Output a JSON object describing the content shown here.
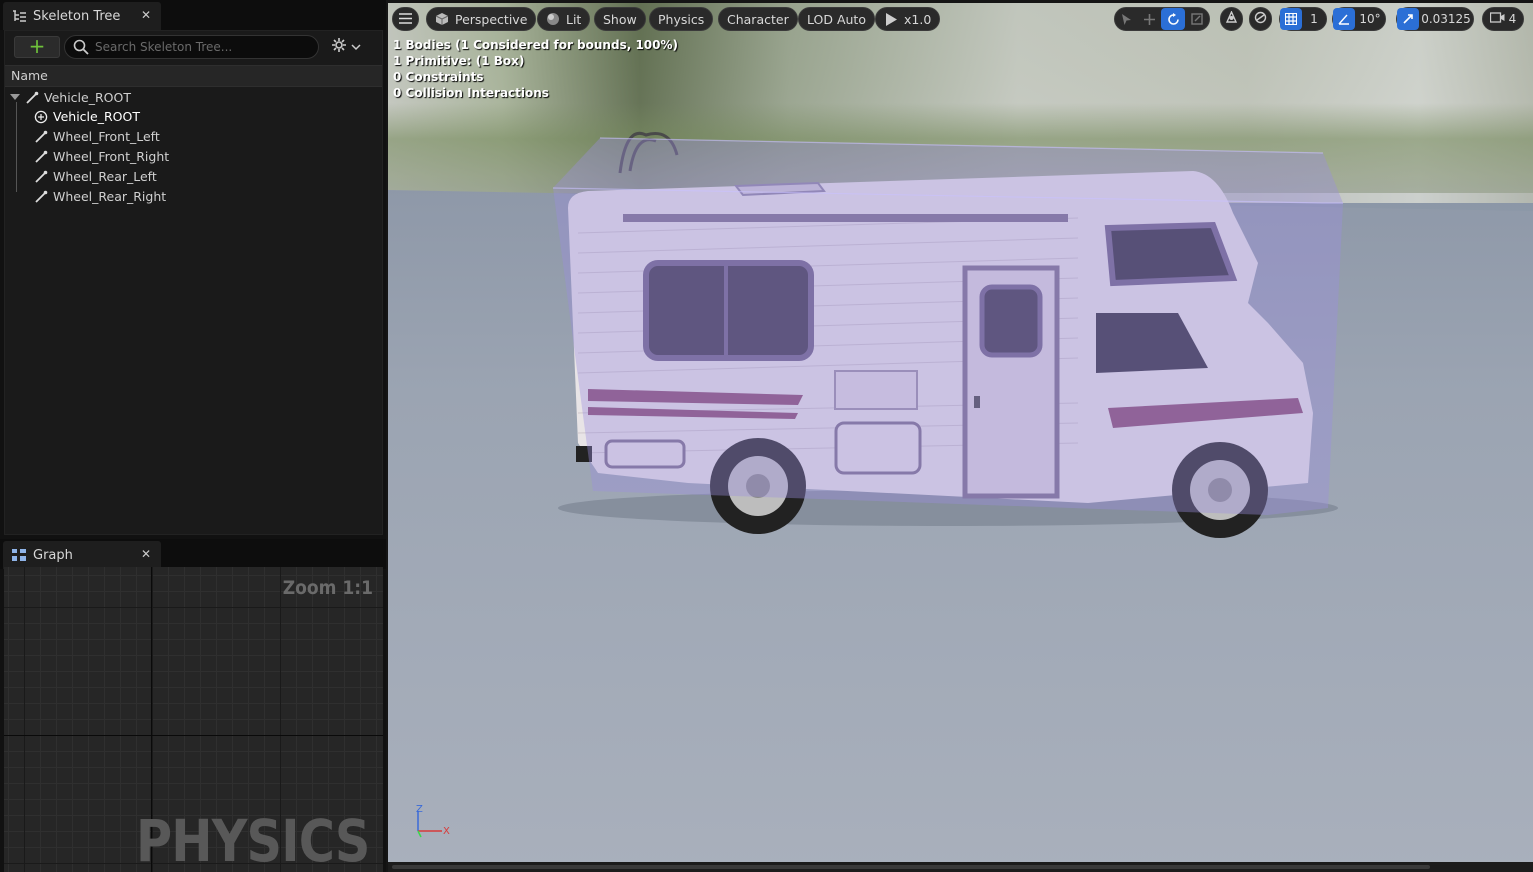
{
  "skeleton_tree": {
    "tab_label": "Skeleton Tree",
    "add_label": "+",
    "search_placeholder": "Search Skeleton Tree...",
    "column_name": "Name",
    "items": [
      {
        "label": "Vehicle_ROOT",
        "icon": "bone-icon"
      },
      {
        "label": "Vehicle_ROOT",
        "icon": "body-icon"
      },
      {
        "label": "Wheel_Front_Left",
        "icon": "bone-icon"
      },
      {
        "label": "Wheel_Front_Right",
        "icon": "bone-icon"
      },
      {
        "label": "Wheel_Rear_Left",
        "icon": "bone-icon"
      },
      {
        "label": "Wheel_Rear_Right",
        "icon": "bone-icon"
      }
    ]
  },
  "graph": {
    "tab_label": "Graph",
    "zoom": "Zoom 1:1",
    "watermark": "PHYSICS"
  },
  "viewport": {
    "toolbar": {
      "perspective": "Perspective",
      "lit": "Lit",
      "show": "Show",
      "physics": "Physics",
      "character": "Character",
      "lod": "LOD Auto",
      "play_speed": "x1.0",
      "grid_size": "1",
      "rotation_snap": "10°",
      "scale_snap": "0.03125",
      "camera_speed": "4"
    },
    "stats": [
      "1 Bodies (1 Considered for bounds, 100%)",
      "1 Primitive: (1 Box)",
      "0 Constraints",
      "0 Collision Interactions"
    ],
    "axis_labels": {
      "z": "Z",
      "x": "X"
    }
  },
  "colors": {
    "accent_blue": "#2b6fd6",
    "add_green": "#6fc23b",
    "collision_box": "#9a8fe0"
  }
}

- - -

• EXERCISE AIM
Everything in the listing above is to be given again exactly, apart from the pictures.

• EXERCISE SOLUTION
Output a JSON object describing the content shown here.
{
  "skeleton_tree": {
    "tab_label": "Skeleton Tree",
    "add_label": "+",
    "search_placeholder": "Search Skeleton Tree...",
    "column_name": "Name",
    "items": [
      {
        "label": "Vehicle_ROOT",
        "icon": "bone-icon"
      },
      {
        "label": "Vehicle_ROOT",
        "icon": "body-icon"
      },
      {
        "label": "Wheel_Front_Left",
        "icon": "bone-icon"
      },
      {
        "label": "Wheel_Front_Right",
        "icon": "bone-icon"
      },
      {
        "label": "Wheel_Rear_Left",
        "icon": "bone-icon"
      },
      {
        "label": "Wheel_Rear_Right",
        "icon": "bone-icon"
      }
    ]
  },
  "graph": {
    "tab_label": "Graph",
    "zoom": "Zoom 1:1",
    "watermark": "PHYSICS"
  },
  "viewport": {
    "toolbar": {
      "perspective": "Perspective",
      "lit": "Lit",
      "show": "Show",
      "physics": "Physics",
      "character": "Character",
      "lod": "LOD Auto",
      "play_speed": "x1.0",
      "grid_size": "1",
      "rotation_snap": "10°",
      "scale_snap": "0.03125",
      "camera_speed": "4"
    },
    "stats": [
      "1 Bodies (1 Considered for bounds, 100%)",
      "1 Primitive: (1 Box)",
      "0 Constraints",
      "0 Collision Interactions"
    ],
    "axis_labels": {
      "z": "Z",
      "x": "X"
    }
  },
  "colors": {
    "accent_blue": "#2b6fd6",
    "add_green": "#6fc23b",
    "collision_box": "#9a8fe0"
  }
}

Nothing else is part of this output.